* Exercise instructions
Copy the lines below that contain "Suspender".

• • •

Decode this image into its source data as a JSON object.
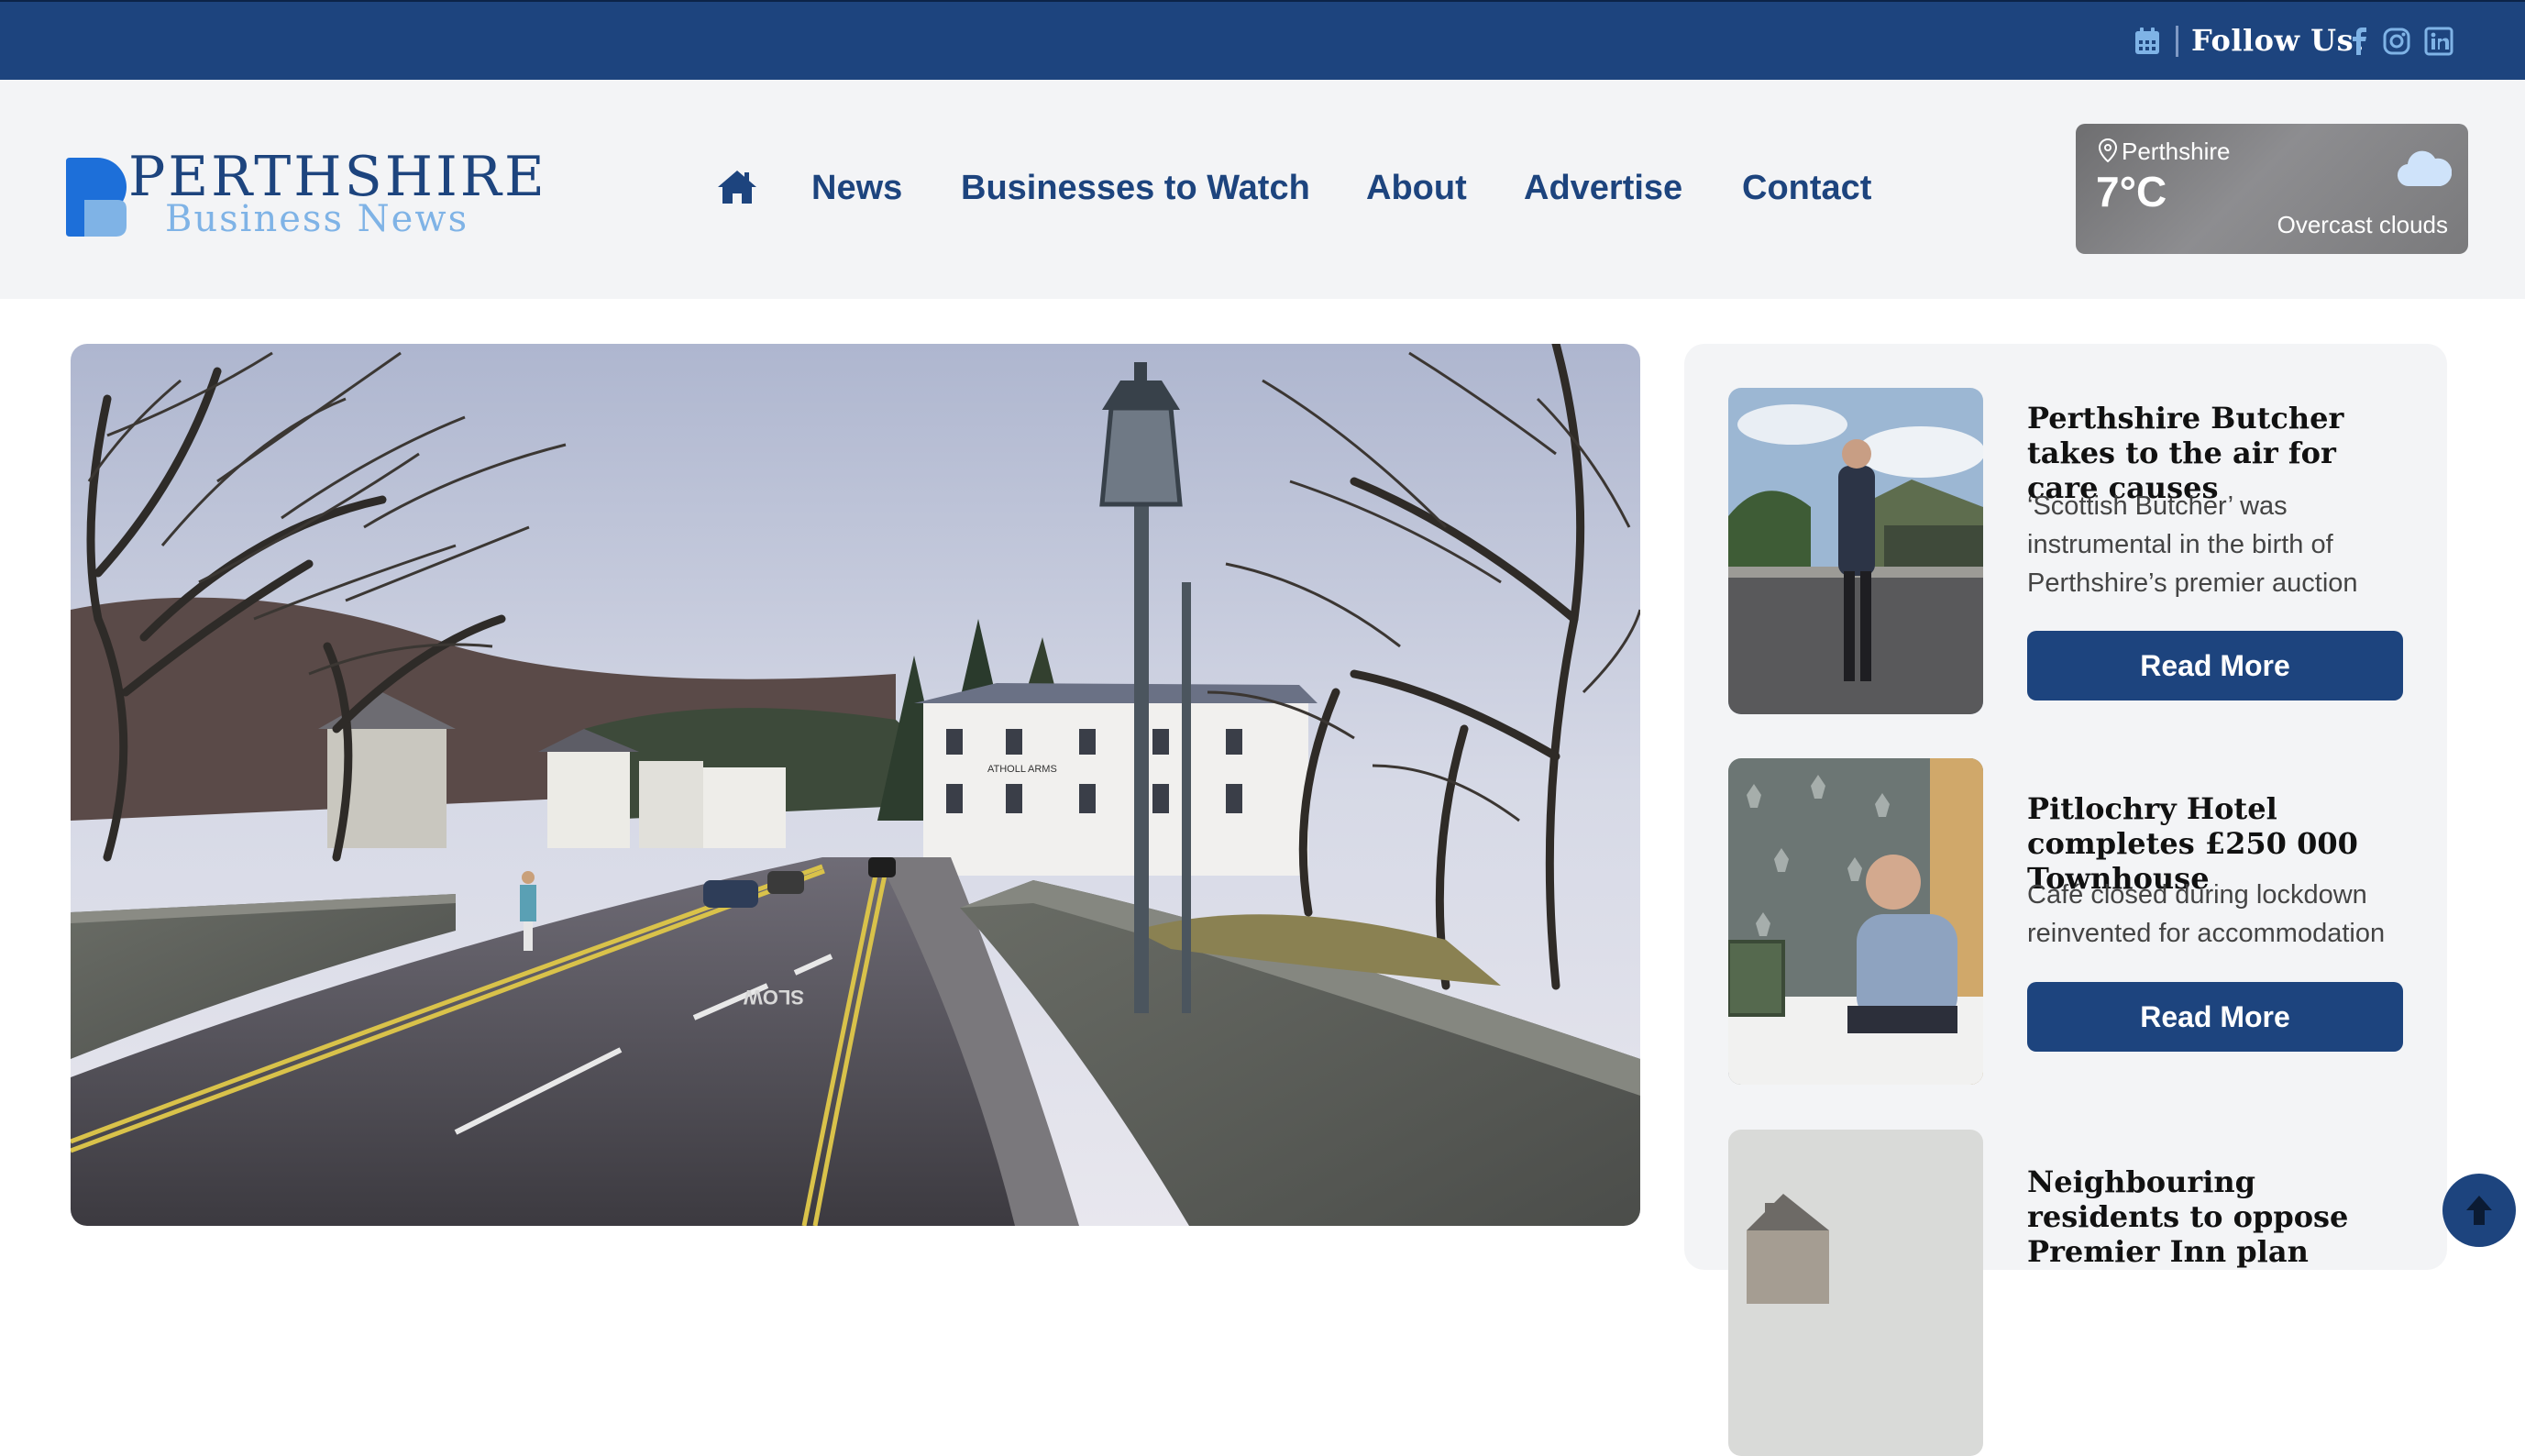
{
  "topbar": {
    "follow_label": "Follow Us:",
    "icons": [
      "calendar-icon",
      "facebook-icon",
      "instagram-icon",
      "linkedin-icon"
    ],
    "background": "#1d447e"
  },
  "header": {
    "logo": {
      "title": "PERTHSHIRE",
      "subtitle": "Business News"
    },
    "nav": [
      {
        "label": "News"
      },
      {
        "label": "Businesses to Watch"
      },
      {
        "label": "About"
      },
      {
        "label": "Advertise"
      },
      {
        "label": "Contact"
      }
    ],
    "weather": {
      "location": "Perthshire",
      "temperature": "7°C",
      "condition": "Overcast clouds"
    }
  },
  "hero": {
    "sign_text": "ATHOLL ARMS",
    "road_marking": "SLOW"
  },
  "sidebar": {
    "articles": [
      {
        "title": "Perthshire Butcher takes to the air for care causes",
        "excerpt": "‘Scottish Butcher’ was instrumental in the birth of Perthshire’s premier auction",
        "button": "Read More"
      },
      {
        "title": "Pitlochry Hotel completes £250 000 Townhouse",
        "excerpt": "Café closed during lockdown reinvented for accommodation",
        "button": "Read More"
      },
      {
        "title": "Neighbouring residents to oppose Premier Inn plan"
      }
    ]
  },
  "colors": {
    "brand": "#1d447e",
    "accent_light": "#7fb3e6",
    "panel": "#f3f4f6"
  }
}
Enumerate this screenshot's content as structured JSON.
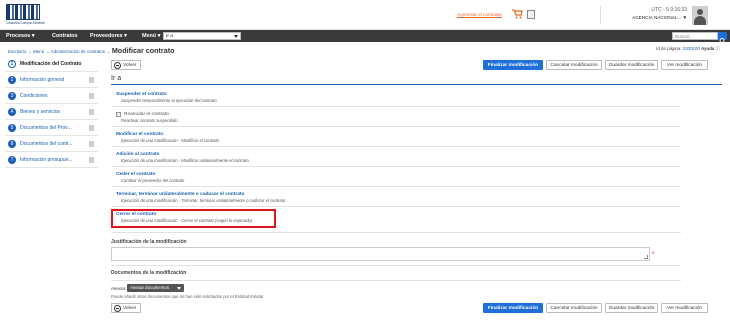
{
  "header": {
    "logo_text": "Colombia Compra Eficiente",
    "top_link": "Aumentar el contraste",
    "utc": "UTC - 5 9:16:33",
    "agency": "AGENCIA NACIONAL..."
  },
  "nav": {
    "items": [
      "Procesos",
      "Contratos",
      "Proveedores",
      "Menú"
    ],
    "goto_label": "Ir a",
    "search_placeholder": "Buscar..."
  },
  "breadcrumb": {
    "items": [
      "Escritorio",
      "Menú",
      "Administración de contratos"
    ],
    "current": "Modificar contrato",
    "separator": "→"
  },
  "page_id": {
    "label": "Id de página:",
    "value": "2300100",
    "help": "Ayuda"
  },
  "steps": [
    {
      "n": "1",
      "label": "Modificación del Contrato",
      "active": true,
      "locked": false
    },
    {
      "n": "2",
      "label": "Información general",
      "active": false,
      "locked": true
    },
    {
      "n": "3",
      "label": "Condiciones",
      "active": false,
      "locked": true
    },
    {
      "n": "4",
      "label": "Bienes y servicios",
      "active": false,
      "locked": true
    },
    {
      "n": "5",
      "label": "Documentos del Prov...",
      "active": false,
      "locked": true
    },
    {
      "n": "6",
      "label": "Documentos del contr...",
      "active": false,
      "locked": true
    },
    {
      "n": "7",
      "label": "Información presupue...",
      "active": false,
      "locked": true
    }
  ],
  "actions": {
    "back": "Volver",
    "finish": "Finalizar modificación",
    "cancel": "Cancelar modificación",
    "save": "Guardar modificación",
    "view": "Ver modificación"
  },
  "section_title": "Ir a",
  "options": [
    {
      "title": "Suspender el contrato",
      "desc": "Suspender temporalmente la ejecución del contrato"
    },
    {
      "title": "Reanudar el contrato",
      "desc": "Reactivar contrato suspendido"
    },
    {
      "title": "Modificar el contrato",
      "desc": "Ejecución de una modificación - Modificar el contrato"
    },
    {
      "title": "Adición al contrato",
      "desc": "Ejecución de una modificación - Modificar unilateralmente el contrato"
    },
    {
      "title": "Ceder el contrato",
      "desc": "Cambiar el proveedor del contrato"
    },
    {
      "title": "Terminar, terminar unilateralmente o caducar el contrato",
      "desc": "Ejecución de una modificación - Terminar, terminar unilateralmente o caducar el contrato"
    },
    {
      "title": "Cerrar el contrato",
      "desc": "Ejecución de una modificación - Cerrar el contrato (según lo esperado)"
    }
  ],
  "justification": {
    "label": "Justificación de la modificación",
    "value": "",
    "required_mark": "*"
  },
  "documents": {
    "label": "Documentos de la modificación",
    "anexo_label": "Anexos",
    "anexo_button": "Anexar documentos",
    "note": "Puede añadir otros documentos que no han sido solicitados por el Entidad Estatal"
  }
}
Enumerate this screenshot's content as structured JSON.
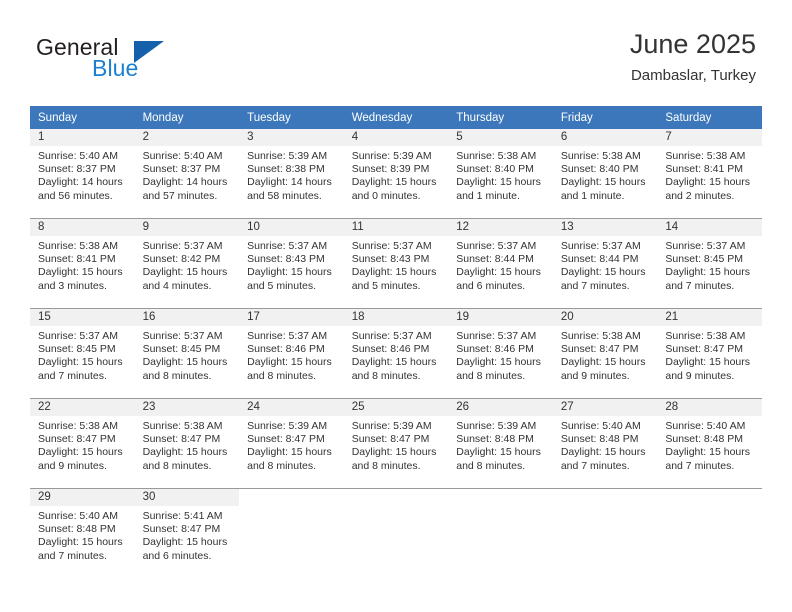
{
  "brand": {
    "name_part1": "General",
    "name_part2": "Blue",
    "triangle_icon": "triangle-icon",
    "color_dark": "#231f20",
    "color_blue": "#1c7fd0",
    "color_triangle": "#1560ab"
  },
  "header": {
    "title": "June 2025",
    "subtitle": "Dambaslar, Turkey"
  },
  "theme": {
    "header_background": "#3b77ba",
    "header_text": "#ffffff",
    "daynum_band": "#f1f1f1",
    "grid_line": "#9a9a9a",
    "body_text": "#333333"
  },
  "weekdays": [
    "Sunday",
    "Monday",
    "Tuesday",
    "Wednesday",
    "Thursday",
    "Friday",
    "Saturday"
  ],
  "weeks": [
    [
      {
        "day": "1",
        "sunrise": "Sunrise: 5:40 AM",
        "sunset": "Sunset: 8:37 PM",
        "daylight1": "Daylight: 14 hours",
        "daylight2": "and 56 minutes."
      },
      {
        "day": "2",
        "sunrise": "Sunrise: 5:40 AM",
        "sunset": "Sunset: 8:37 PM",
        "daylight1": "Daylight: 14 hours",
        "daylight2": "and 57 minutes."
      },
      {
        "day": "3",
        "sunrise": "Sunrise: 5:39 AM",
        "sunset": "Sunset: 8:38 PM",
        "daylight1": "Daylight: 14 hours",
        "daylight2": "and 58 minutes."
      },
      {
        "day": "4",
        "sunrise": "Sunrise: 5:39 AM",
        "sunset": "Sunset: 8:39 PM",
        "daylight1": "Daylight: 15 hours",
        "daylight2": "and 0 minutes."
      },
      {
        "day": "5",
        "sunrise": "Sunrise: 5:38 AM",
        "sunset": "Sunset: 8:40 PM",
        "daylight1": "Daylight: 15 hours",
        "daylight2": "and 1 minute."
      },
      {
        "day": "6",
        "sunrise": "Sunrise: 5:38 AM",
        "sunset": "Sunset: 8:40 PM",
        "daylight1": "Daylight: 15 hours",
        "daylight2": "and 1 minute."
      },
      {
        "day": "7",
        "sunrise": "Sunrise: 5:38 AM",
        "sunset": "Sunset: 8:41 PM",
        "daylight1": "Daylight: 15 hours",
        "daylight2": "and 2 minutes."
      }
    ],
    [
      {
        "day": "8",
        "sunrise": "Sunrise: 5:38 AM",
        "sunset": "Sunset: 8:41 PM",
        "daylight1": "Daylight: 15 hours",
        "daylight2": "and 3 minutes."
      },
      {
        "day": "9",
        "sunrise": "Sunrise: 5:37 AM",
        "sunset": "Sunset: 8:42 PM",
        "daylight1": "Daylight: 15 hours",
        "daylight2": "and 4 minutes."
      },
      {
        "day": "10",
        "sunrise": "Sunrise: 5:37 AM",
        "sunset": "Sunset: 8:43 PM",
        "daylight1": "Daylight: 15 hours",
        "daylight2": "and 5 minutes."
      },
      {
        "day": "11",
        "sunrise": "Sunrise: 5:37 AM",
        "sunset": "Sunset: 8:43 PM",
        "daylight1": "Daylight: 15 hours",
        "daylight2": "and 5 minutes."
      },
      {
        "day": "12",
        "sunrise": "Sunrise: 5:37 AM",
        "sunset": "Sunset: 8:44 PM",
        "daylight1": "Daylight: 15 hours",
        "daylight2": "and 6 minutes."
      },
      {
        "day": "13",
        "sunrise": "Sunrise: 5:37 AM",
        "sunset": "Sunset: 8:44 PM",
        "daylight1": "Daylight: 15 hours",
        "daylight2": "and 7 minutes."
      },
      {
        "day": "14",
        "sunrise": "Sunrise: 5:37 AM",
        "sunset": "Sunset: 8:45 PM",
        "daylight1": "Daylight: 15 hours",
        "daylight2": "and 7 minutes."
      }
    ],
    [
      {
        "day": "15",
        "sunrise": "Sunrise: 5:37 AM",
        "sunset": "Sunset: 8:45 PM",
        "daylight1": "Daylight: 15 hours",
        "daylight2": "and 7 minutes."
      },
      {
        "day": "16",
        "sunrise": "Sunrise: 5:37 AM",
        "sunset": "Sunset: 8:45 PM",
        "daylight1": "Daylight: 15 hours",
        "daylight2": "and 8 minutes."
      },
      {
        "day": "17",
        "sunrise": "Sunrise: 5:37 AM",
        "sunset": "Sunset: 8:46 PM",
        "daylight1": "Daylight: 15 hours",
        "daylight2": "and 8 minutes."
      },
      {
        "day": "18",
        "sunrise": "Sunrise: 5:37 AM",
        "sunset": "Sunset: 8:46 PM",
        "daylight1": "Daylight: 15 hours",
        "daylight2": "and 8 minutes."
      },
      {
        "day": "19",
        "sunrise": "Sunrise: 5:37 AM",
        "sunset": "Sunset: 8:46 PM",
        "daylight1": "Daylight: 15 hours",
        "daylight2": "and 8 minutes."
      },
      {
        "day": "20",
        "sunrise": "Sunrise: 5:38 AM",
        "sunset": "Sunset: 8:47 PM",
        "daylight1": "Daylight: 15 hours",
        "daylight2": "and 9 minutes."
      },
      {
        "day": "21",
        "sunrise": "Sunrise: 5:38 AM",
        "sunset": "Sunset: 8:47 PM",
        "daylight1": "Daylight: 15 hours",
        "daylight2": "and 9 minutes."
      }
    ],
    [
      {
        "day": "22",
        "sunrise": "Sunrise: 5:38 AM",
        "sunset": "Sunset: 8:47 PM",
        "daylight1": "Daylight: 15 hours",
        "daylight2": "and 9 minutes."
      },
      {
        "day": "23",
        "sunrise": "Sunrise: 5:38 AM",
        "sunset": "Sunset: 8:47 PM",
        "daylight1": "Daylight: 15 hours",
        "daylight2": "and 8 minutes."
      },
      {
        "day": "24",
        "sunrise": "Sunrise: 5:39 AM",
        "sunset": "Sunset: 8:47 PM",
        "daylight1": "Daylight: 15 hours",
        "daylight2": "and 8 minutes."
      },
      {
        "day": "25",
        "sunrise": "Sunrise: 5:39 AM",
        "sunset": "Sunset: 8:47 PM",
        "daylight1": "Daylight: 15 hours",
        "daylight2": "and 8 minutes."
      },
      {
        "day": "26",
        "sunrise": "Sunrise: 5:39 AM",
        "sunset": "Sunset: 8:48 PM",
        "daylight1": "Daylight: 15 hours",
        "daylight2": "and 8 minutes."
      },
      {
        "day": "27",
        "sunrise": "Sunrise: 5:40 AM",
        "sunset": "Sunset: 8:48 PM",
        "daylight1": "Daylight: 15 hours",
        "daylight2": "and 7 minutes."
      },
      {
        "day": "28",
        "sunrise": "Sunrise: 5:40 AM",
        "sunset": "Sunset: 8:48 PM",
        "daylight1": "Daylight: 15 hours",
        "daylight2": "and 7 minutes."
      }
    ],
    [
      {
        "day": "29",
        "sunrise": "Sunrise: 5:40 AM",
        "sunset": "Sunset: 8:48 PM",
        "daylight1": "Daylight: 15 hours",
        "daylight2": "and 7 minutes."
      },
      {
        "day": "30",
        "sunrise": "Sunrise: 5:41 AM",
        "sunset": "Sunset: 8:47 PM",
        "daylight1": "Daylight: 15 hours",
        "daylight2": "and 6 minutes."
      },
      null,
      null,
      null,
      null,
      null
    ]
  ]
}
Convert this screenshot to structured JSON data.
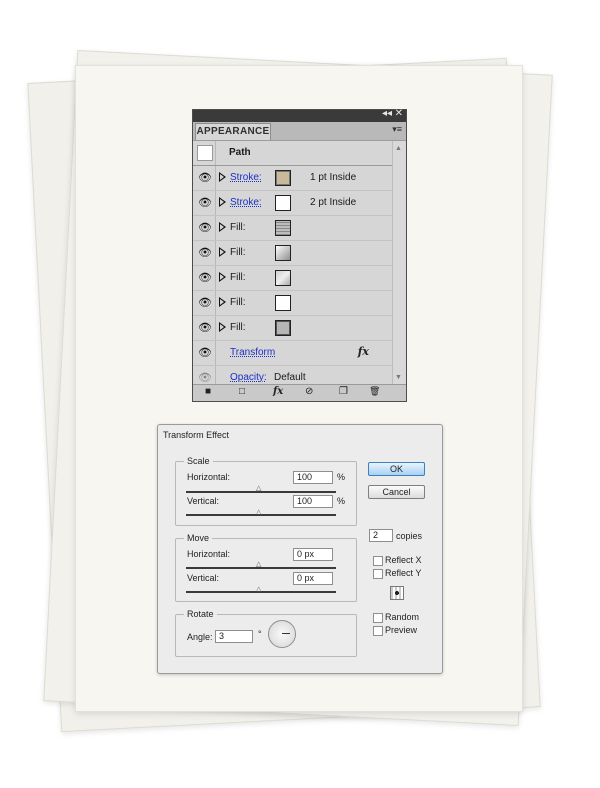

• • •

* Answer
      "title": "Suspender el contrato",
      "desc": "Suspender temporalmente la ejecución del contrato"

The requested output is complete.